Step 7: Number Connecting Rods
If you find that the connecting rods and caps in an engine are not numerically marked, most machine shops have number stamps, such as these, available. If your connecting rods are not numbered, it is best to stamp the numbers on them before they are removed from the block to avoid any mix-ups. When numbering the connecting rods in a Y-block, remember to consult the cylinder numbering chart on page 141 before proceeding.
Step 8: Remove Connecting Rod Cap
If you find it difficult to remove the connecting rod cap after taking off the nuts, a simple brass drift punch and hammer usually solves the problem. A brass drift is a softer metal, which helps to avoid any damage to the connecting rod cap. Use a drift punch to tap against the surface where the cap joins the connecting rod. This typically separates them so that the cap can be removed.
Step 9: Separate Rod Assembly from Crankshaft Throw (Professional Mechanic Tip)
Examine the crankshaft throws before separating the connecting rod assembly from the crankshaft throw. During the removal process be careful not to damage the polished area of the crankshaft when disconnecting rod bolts. These simple rubber boots, available in most auto parts stores, slide over the threads and protect the crankshaft as the rod is removed. You can also use a piece of vacuum line hose of the proper diameter and length. To remove the piston and rod assembly, push against the connecting rod with a hammer handle until the piston clears the cylinder bore. Once the piston and rod assembly have been removed from the bore, place the connecting rod cap back on the rod with the numbers in proper orientation. This way there is no confusion when your parts arrive at the machine shop.
Step 10: Check for Cap Identification
To ensure that they are replaced in the proper position during the reassembly phase of your engine rebuild, use a hammer and sharp punch to stamp dots in the main bearing caps for identification. The main bearing caps can also be stamped with numbers (shown).
Step 11: Remove Main Seal Retainer
You must first remove the retainer that holds the lower portion of the rear main seal so you can access the bolts holding the rear main bearing cap. Two bolts with 12-point heads hold this retainer in place. A 7/16 12-point deep-well socket works best here.
Step 12: Loosen Caps
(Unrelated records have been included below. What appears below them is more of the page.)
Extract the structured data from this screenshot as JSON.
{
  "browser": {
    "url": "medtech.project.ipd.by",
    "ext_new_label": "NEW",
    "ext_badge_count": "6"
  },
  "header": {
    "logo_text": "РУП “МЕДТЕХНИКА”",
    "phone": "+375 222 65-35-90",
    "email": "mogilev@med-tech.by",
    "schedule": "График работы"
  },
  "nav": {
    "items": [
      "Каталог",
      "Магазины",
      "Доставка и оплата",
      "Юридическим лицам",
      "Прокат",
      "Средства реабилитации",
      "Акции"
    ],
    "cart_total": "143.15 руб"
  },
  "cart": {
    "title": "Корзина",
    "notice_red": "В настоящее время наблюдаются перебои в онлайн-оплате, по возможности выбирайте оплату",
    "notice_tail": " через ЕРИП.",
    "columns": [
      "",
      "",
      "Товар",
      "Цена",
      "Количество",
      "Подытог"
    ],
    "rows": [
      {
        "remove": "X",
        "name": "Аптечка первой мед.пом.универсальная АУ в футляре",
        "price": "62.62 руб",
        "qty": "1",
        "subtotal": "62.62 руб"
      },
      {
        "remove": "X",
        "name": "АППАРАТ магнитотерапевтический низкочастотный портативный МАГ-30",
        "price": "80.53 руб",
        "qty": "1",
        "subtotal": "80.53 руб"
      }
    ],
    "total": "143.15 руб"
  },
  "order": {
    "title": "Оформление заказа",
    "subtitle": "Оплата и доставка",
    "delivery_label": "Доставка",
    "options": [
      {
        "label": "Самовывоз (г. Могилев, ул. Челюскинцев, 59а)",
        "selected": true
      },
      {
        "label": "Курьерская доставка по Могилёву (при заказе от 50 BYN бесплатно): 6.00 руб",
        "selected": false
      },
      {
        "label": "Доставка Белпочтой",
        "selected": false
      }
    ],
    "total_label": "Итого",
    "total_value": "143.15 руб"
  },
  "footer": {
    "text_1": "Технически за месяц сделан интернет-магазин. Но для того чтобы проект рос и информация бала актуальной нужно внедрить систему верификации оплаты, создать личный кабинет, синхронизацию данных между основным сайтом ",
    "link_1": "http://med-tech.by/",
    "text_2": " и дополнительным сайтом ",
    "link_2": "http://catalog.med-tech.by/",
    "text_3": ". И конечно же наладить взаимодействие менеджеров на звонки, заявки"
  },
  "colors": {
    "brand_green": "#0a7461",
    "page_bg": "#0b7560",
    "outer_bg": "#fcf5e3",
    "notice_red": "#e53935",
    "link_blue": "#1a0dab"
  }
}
After the bolts securing the main bearing caps have been removed, use a plastic mallet to tap the caps (as shown) to loosen them. Tap on them firmly enough to break them free, but be careful; you don’t need to take a full swing. Once the cap is loose, you should be able to “walk” it from its register by hand.
Step 13: Remove Camshaft and Lifters
The camshaft and lifters are the last components to be removed from the cylinder block. The unique mushroom-style valve lifters in a Y-block must be installed and removed from the bottom. Remove the camshaft from the cylinder block when it’s positioned upside down on the engine stand. To remove the camshaft, gently and carefully use a large screwdriver to pry against the side of one of the cam lobes. Clear the rear cam bearing extending from the front of the block. From this point, remove the cam by hand and feed each journal first through the cam bearings until it is out and then through each of the lifters. If, for any reason, you intend to reuse the valve lifters, they must be kept in the order in which they contacted the lobes of the camshaft. Keeping them in order can be easily accomplished by marking a piece of cardboard with numbers and an arrow for front to back orientation. Never put used valve lifters on a new camshaft.
Written by Charles Morris and Posted with Permission of CarTechBooks